■ YOUR GOAL:
Copy each record below exactly, please, and leave its pictures out.

Entries from a dataset of interfaces
========
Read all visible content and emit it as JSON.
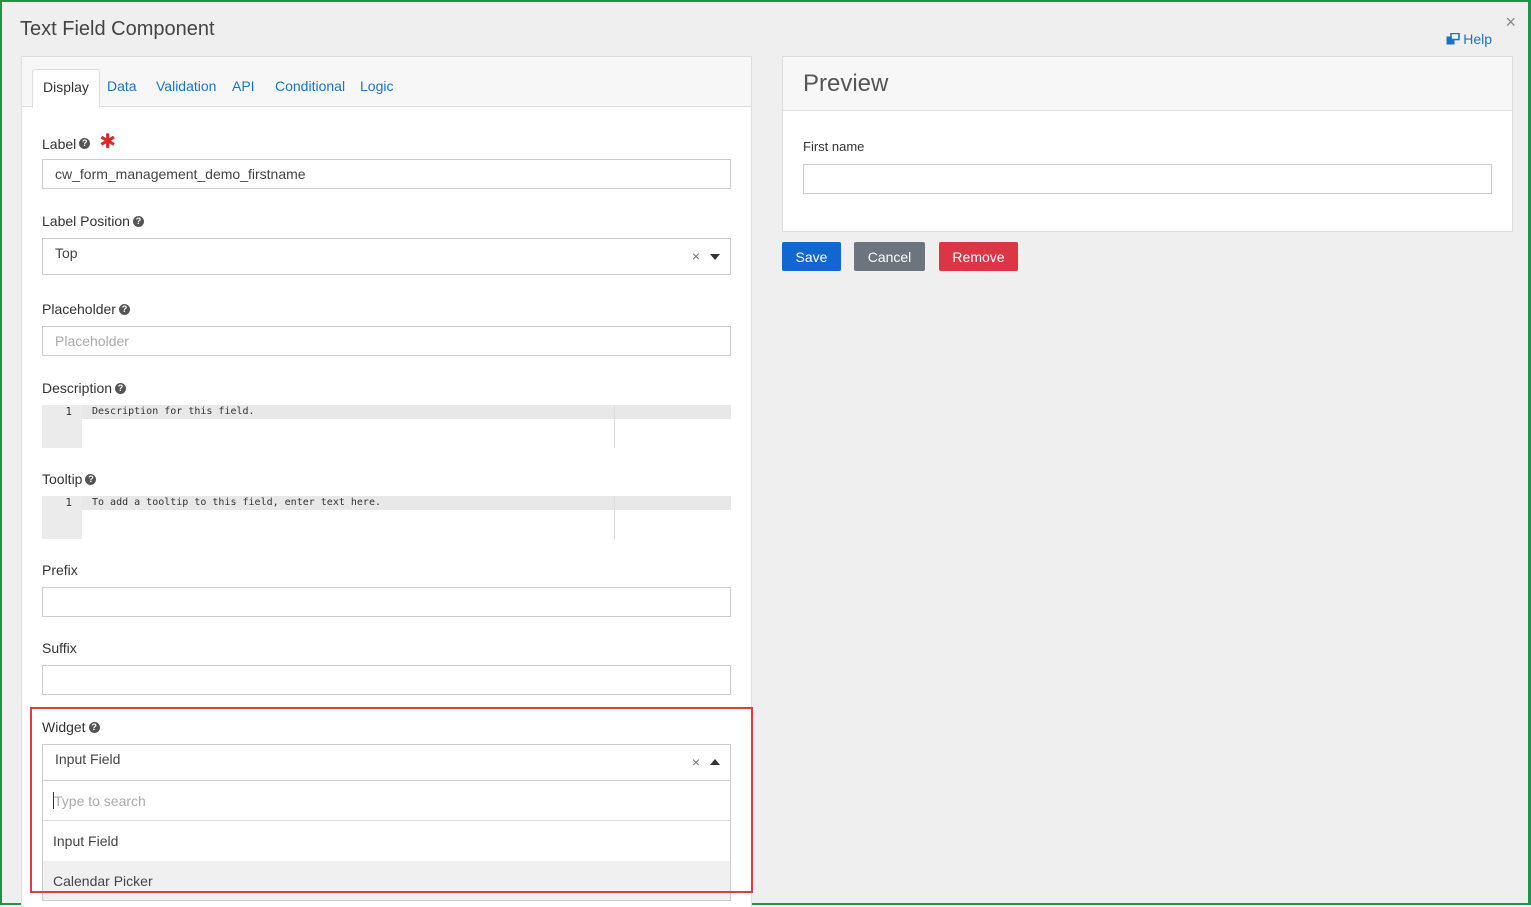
{
  "dialog": {
    "title": "Text Field Component",
    "close_label": "×",
    "help_label": "Help"
  },
  "tabs": [
    {
      "label": "Display",
      "active": true
    },
    {
      "label": "Data"
    },
    {
      "label": "Validation"
    },
    {
      "label": "API"
    },
    {
      "label": "Conditional"
    },
    {
      "label": "Logic"
    }
  ],
  "form": {
    "label": {
      "title": "Label",
      "value": "cw_form_management_demo_firstname",
      "required_mark": "✱"
    },
    "label_position": {
      "title": "Label Position",
      "value": "Top",
      "clear": "×"
    },
    "placeholder": {
      "title": "Placeholder",
      "placeholder": "Placeholder"
    },
    "description": {
      "title": "Description",
      "line": "1",
      "code": "Description for this field."
    },
    "tooltip": {
      "title": "Tooltip",
      "line": "1",
      "code": "To add a tooltip to this field, enter text here."
    },
    "prefix": {
      "title": "Prefix",
      "value": ""
    },
    "suffix": {
      "title": "Suffix",
      "value": ""
    },
    "widget": {
      "title": "Widget",
      "value": "Input Field",
      "clear": "×",
      "search_placeholder": "Type to search",
      "options": [
        "Input Field",
        "Calendar Picker"
      ]
    }
  },
  "preview": {
    "title": "Preview",
    "field_label": "First name",
    "field_value": ""
  },
  "actions": {
    "save": "Save",
    "cancel": "Cancel",
    "remove": "Remove"
  },
  "colors": {
    "accent_link": "#1a73c7",
    "save": "#1266d0",
    "cancel": "#6c757d",
    "remove": "#dc3545",
    "highlight": "#e03b43",
    "frame": "#1e9448"
  }
}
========
■ ANSWER AREA:
Read all visible content and emit it as JSON.
{
  "dialog": {
    "title": "Text Field Component",
    "close_label": "×",
    "help_label": "Help"
  },
  "tabs": [
    {
      "label": "Display",
      "active": true
    },
    {
      "label": "Data"
    },
    {
      "label": "Validation"
    },
    {
      "label": "API"
    },
    {
      "label": "Conditional"
    },
    {
      "label": "Logic"
    }
  ],
  "form": {
    "label": {
      "title": "Label",
      "value": "cw_form_management_demo_firstname",
      "required_mark": "✱"
    },
    "label_position": {
      "title": "Label Position",
      "value": "Top",
      "clear": "×"
    },
    "placeholder": {
      "title": "Placeholder",
      "placeholder": "Placeholder"
    },
    "description": {
      "title": "Description",
      "line": "1",
      "code": "Description for this field."
    },
    "tooltip": {
      "title": "Tooltip",
      "line": "1",
      "code": "To add a tooltip to this field, enter text here."
    },
    "prefix": {
      "title": "Prefix",
      "value": ""
    },
    "suffix": {
      "title": "Suffix",
      "value": ""
    },
    "widget": {
      "title": "Widget",
      "value": "Input Field",
      "clear": "×",
      "search_placeholder": "Type to search",
      "options": [
        "Input Field",
        "Calendar Picker"
      ]
    }
  },
  "preview": {
    "title": "Preview",
    "field_label": "First name",
    "field_value": ""
  },
  "actions": {
    "save": "Save",
    "cancel": "Cancel",
    "remove": "Remove"
  },
  "colors": {
    "accent_link": "#1a73c7",
    "save": "#1266d0",
    "cancel": "#6c757d",
    "remove": "#dc3545",
    "highlight": "#e03b43",
    "frame": "#1e9448"
  }
}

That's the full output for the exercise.